  • [Show abstract] [Hide abstract]
    ABSTRACT: 1. Overexpression of extracellular matrix metalloproteinase inducer (EMMPRIN) and matrix metalloproteinases (MMPs) by monocytes/macrophages has been proposed to play a significant role in atherosclerotic plaque progression and rupture. The aim of the present study was to explore whether artemisinin, a natural extract from Artemisia annua, could decrease EMMPRIN and MMP-9 expression in phorbol myristate acetate (PMA)-induced macrophages by regulating the protein kinase (PK) Cδ/c-Jun N-terminal kinase (JNK)/p38/extracellular signal-regulated kinase (ERK) pathway. 2. Human monocytic THP-1 cells were pretreated with 20–80 μg/mL artemisinin for 4 h or 1–10 μmol/L rottlerin for 1 h prior to stimulation with PMA (100 nmol/L) for another 48 h. Cells were collected to analyse the induction of EMMPRIN and MMP-9. Upstream pathway analysis using the PKCδ inhibitor rottlerin detected activation of the PKCδ/JNK/p38/ERK pathway. 3. Artemisinin (20–80 μg/mL) significantly inhibited the induction of EMMPRIN and MMP-9 at both the transcriptional and translational levels in a dose-dependent manner in PMA-induced macrophages. In addition, artemisinin (20–80 μg/mL) strongly blocked PKCδ/JNK/p38/ERK MAPK phosphorylation.
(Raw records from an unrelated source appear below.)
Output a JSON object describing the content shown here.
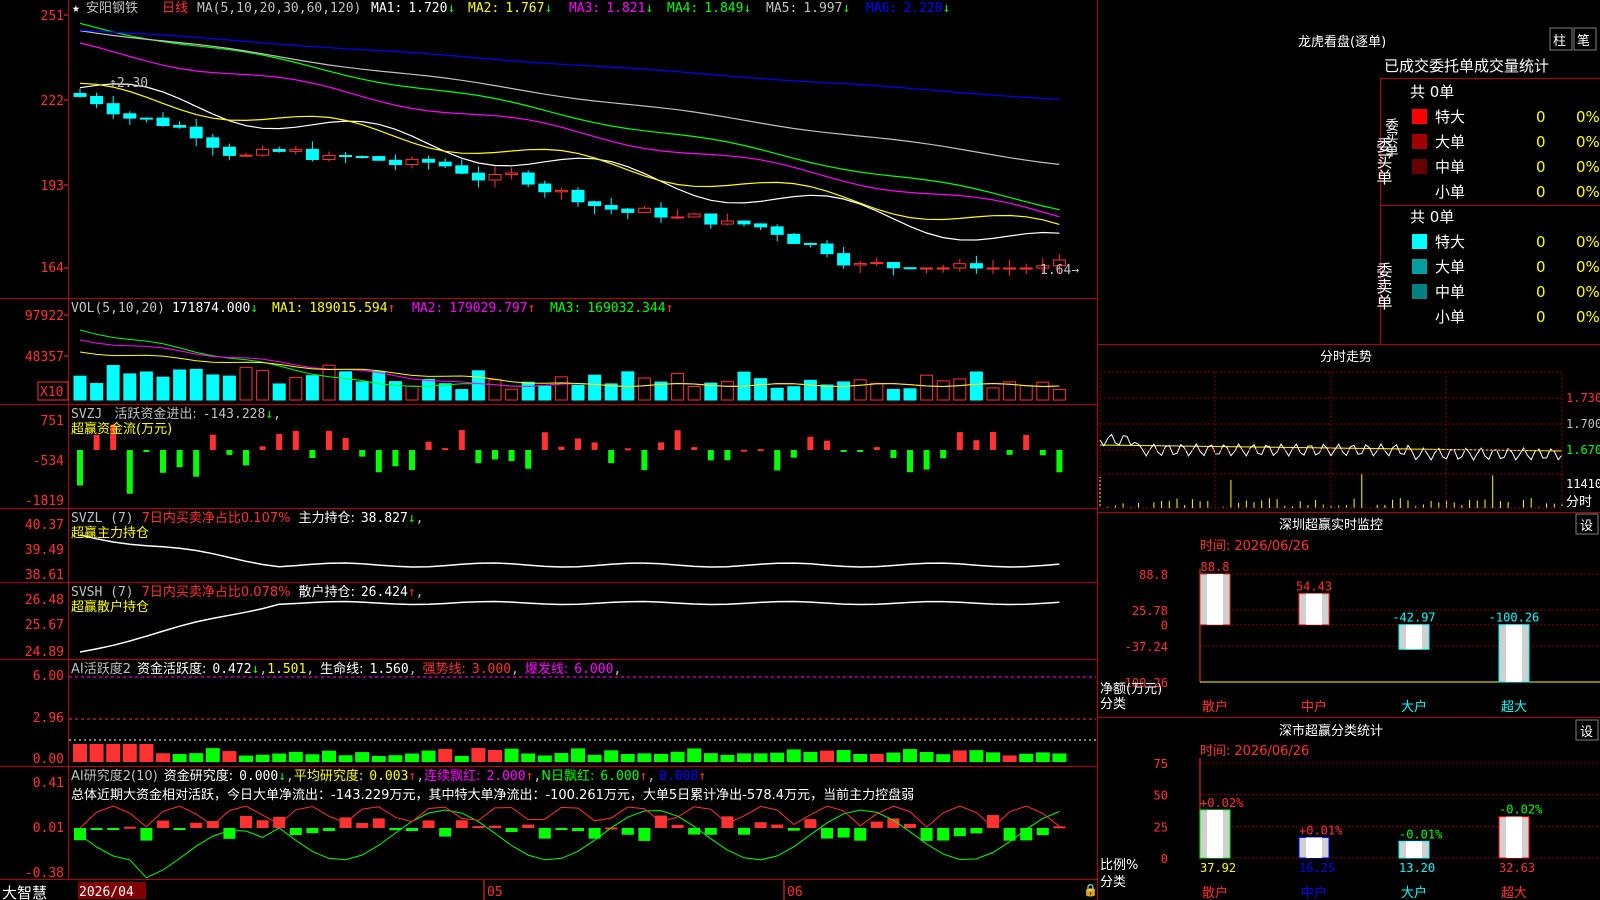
{
  "colors": {
    "up": "#ff3232",
    "down": "#00ffff",
    "flow_down": "#00ff00",
    "axis": "#ff3232",
    "ma1": "#ffffff",
    "ma2": "#ffff00",
    "ma3": "#ff00ff",
    "ma4": "#00ff00",
    "ma5": "#c0c0c0",
    "ma6": "#0000ff"
  },
  "main": {
    "star": "★",
    "stock": "安阳钢铁",
    "period": "日线",
    "ma_title": "MA(5,10,20,30,60,120)",
    "ma": [
      {
        "label": "MA1:",
        "value": "1.720",
        "arrow": "↓"
      },
      {
        "label": "MA2:",
        "value": "1.767",
        "arrow": "↓"
      },
      {
        "label": "MA3:",
        "value": "1.821",
        "arrow": "↓"
      },
      {
        "label": "MA4:",
        "value": "1.849",
        "arrow": "↓"
      },
      {
        "label": "MA5:",
        "value": "1.997",
        "arrow": "↓"
      },
      {
        "label": "MA6:",
        "value": "2.220",
        "arrow": "↓"
      }
    ],
    "yaxis": [
      "251",
      "222",
      "193",
      "164"
    ],
    "high_label": "2.30",
    "low_label": "1.64"
  },
  "vol": {
    "title": "VOL(5,10,20)",
    "value": "171874.000",
    "value_arrow": "↓",
    "ma": [
      {
        "label": "MA1:",
        "value": "189015.594",
        "arrow": "↑"
      },
      {
        "label": "MA2:",
        "value": "179029.797",
        "arrow": "↑"
      },
      {
        "label": "MA3:",
        "value": "169032.344",
        "arrow": "↑"
      }
    ],
    "yaxis": [
      "97922",
      "48357"
    ],
    "unit": "X10"
  },
  "svzj": {
    "title": "SVZJ",
    "label": "活跃资金进出:",
    "value": "-143.228",
    "arrow": "↓",
    "sub": "超赢资金流(万元)",
    "yaxis": [
      "751",
      "-534",
      "-1819"
    ]
  },
  "svzl": {
    "title": "SVZL (7)",
    "desc": "7日内买卖净占比0.107%",
    "label": "主力持仓:",
    "value": "38.827",
    "arrow": "↓",
    "sub": "超赢主力持仓",
    "yaxis": [
      "40.37",
      "39.49",
      "38.61"
    ]
  },
  "svsh": {
    "title": "SVSH (7)",
    "desc": "7日内买卖净占比0.078%",
    "label": "散户持仓:",
    "value": "26.424",
    "arrow": "↑",
    "sub": "超赢散户持仓",
    "yaxis": [
      "26.48",
      "25.67",
      "24.89"
    ]
  },
  "ai_active": {
    "title": "AI活跃度2",
    "label": "资金活跃度:",
    "value": "0.472",
    "arrow": "↓",
    "v2": "1.501",
    "life_label": "生命线:",
    "life": "1.560",
    "strong_label": "强势线:",
    "strong": "3.000",
    "burst_label": "爆发线:",
    "burst": "6.000",
    "yaxis": [
      "6.00",
      "2.96",
      "0.00"
    ]
  },
  "ai_research": {
    "title": "AI研究度2(10)",
    "label": "资金研究度:",
    "value": "0.000",
    "arrow": "↓",
    "avg_label": "平均研究度:",
    "avg": "0.003",
    "avg_arrow": "↑",
    "red_label": "连续飘红:",
    "red": "2.000",
    "red_arrow": "↑",
    "nred_label": "N日飘红:",
    "nred": "6.000",
    "nred_arrow": "↑",
    "blue": "0.008",
    "blue_arrow": "↑",
    "summary": "总体近期大资金相对活跃，今日大单净流出：-143.229万元，其中特大单净流出：-100.261万元，大单5日累计净出-578.4万元，当前主力控盘弱",
    "yaxis": [
      "0.41",
      "0.01",
      "-0.38"
    ]
  },
  "bottom": {
    "app": "大智慧",
    "date": "2026/04",
    "m05": "05",
    "m06": "06"
  },
  "right": {
    "lhb_title": "龙虎看盘(逐单)",
    "btn_zhu": "柱",
    "btn_bi": "笔",
    "stats_title": "已成交委托单成交量统计",
    "buy": {
      "side": "委买单",
      "total": "共 0单",
      "rows": [
        {
          "name": "特大",
          "count": "0",
          "pct": "0%",
          "color": "#ff0000"
        },
        {
          "name": "大单",
          "count": "0",
          "pct": "0%",
          "color": "#a00000"
        },
        {
          "name": "中单",
          "count": "0",
          "pct": "0%",
          "color": "#640000"
        },
        {
          "name": "小单",
          "count": "0",
          "pct": "0%",
          "color": ""
        }
      ]
    },
    "sell": {
      "side": "委卖单",
      "total": "共 0单",
      "rows": [
        {
          "name": "特大",
          "count": "0",
          "pct": "0%",
          "color": "#00ffff"
        },
        {
          "name": "大单",
          "count": "0",
          "pct": "0%",
          "color": "#00a0a0"
        },
        {
          "name": "中单",
          "count": "0",
          "pct": "0%",
          "color": "#008080"
        },
        {
          "name": "小单",
          "count": "0",
          "pct": "0%",
          "color": ""
        }
      ]
    },
    "intraday": {
      "title": "分时走势",
      "prices": [
        "1.730",
        "1.700",
        "1.670"
      ],
      "vol": "11410",
      "label": "分时"
    },
    "monitor": {
      "title": "深圳超赢实时监控",
      "settings": "设",
      "time_label": "时间:",
      "time": "2026/06/26",
      "yaxis": [
        "88.8",
        "25.78",
        "0",
        "-37.24",
        "-100.26"
      ],
      "ylabel": "净额(万元)",
      "xlabel": "分类",
      "categories": [
        "散户",
        "中户",
        "大户",
        "超大"
      ],
      "values": [
        "88.8",
        "54.43",
        "-42.97",
        "-100.26"
      ]
    },
    "classify": {
      "title": "深市超赢分类统计",
      "settings": "设",
      "time_label": "时间:",
      "time": "2026/06/26",
      "yaxis": [
        "75",
        "50",
        "25",
        "0"
      ],
      "ylabel": "比例%",
      "xlabel": "分类",
      "categories": [
        "散户",
        "中户",
        "大户",
        "超大"
      ],
      "pct_labels": [
        "+0.02%",
        "+0.01%",
        "-0.01%",
        "-0.02%"
      ],
      "values": [
        "37.92",
        "16.25",
        "13.20",
        "32.63"
      ]
    }
  },
  "chart_data": {
    "type": "bar",
    "title": "深圳超赢实时监控",
    "ylabel": "净额(万元)",
    "categories": [
      "散户",
      "中户",
      "大户",
      "超大"
    ],
    "values": [
      88.8,
      54.43,
      -42.97,
      -100.26
    ],
    "ylim": [
      -100.26,
      88.8
    ]
  }
}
The PKCδ inhibitor rottlerin (1–10 μmol/L) also significantly inhibited JNK/p38/ERK phosphorylation and decreased EMMPRIN and MMP-9 mRNA and protein expression. 4. The results of the present study suggest that artemisinin inhibits EMMPRIN and MMP-9 expression and activity by suppressing the PKCδ/ERK/p38 cascade in PMA-induced macrophages.
    Clinical and Experimental Pharmacology and Physiology 10/2010; 38(1):11-8. DOI:10.1111/j.1440-1681.2010.05454.x · 2.37 Impact Factor
  • Source
    [Show abstract] [Hide abstract]
    ABSTRACT: Despite its efficacy against malaria, the relatively low yield (0.01%-0.8%) of artemisinin in Artemisia annua is a serious limitation to the commercialization of the drug. A better understanding of the biosynthetic pathway of artemisinin and its regulation by both exogenous and endogenous factors is essential to improve artemisinin yield. Increasing evidence has shown that microRNAs (miRNAs) play multiple roles in various biological processes. In this study, we used previously known miRNAs from Arabidopsis and rice against expressed sequence tag (EST) database of A. annua to search for potential miRNAs and their targets in A. annua. A total of six potential miRNAs were predicted, which belong to the miR414 and miR1310 families. Furthermore, eight potential target genes were identified in this species. Among them, seven genes encode proteins that play important roles in artemisinin biosynthesis, including HMG-CoA reductase (HMGR), amorpha-4,11-diene synthase (ADS), farnesyl pyrophosphate synthase (FPS) and cytochrome P450. In addition, a gene coding for putative AINTEGUMENTA, which is involved in signal transduction and development, was also predicted as one of the targets. This is the first in silico study to indicate that miRNAs target genes encoding enzymes involved in artemisinin biosynthesis, which may help to understand the miRNA-mediated regulation of artemisinin biosynthesis in A. annua.
    Genomics Proteomics & Bioinformatics 12/2011; 9(6):200-10. DOI:10.1016/S1672-0229(11)60023-5
Show more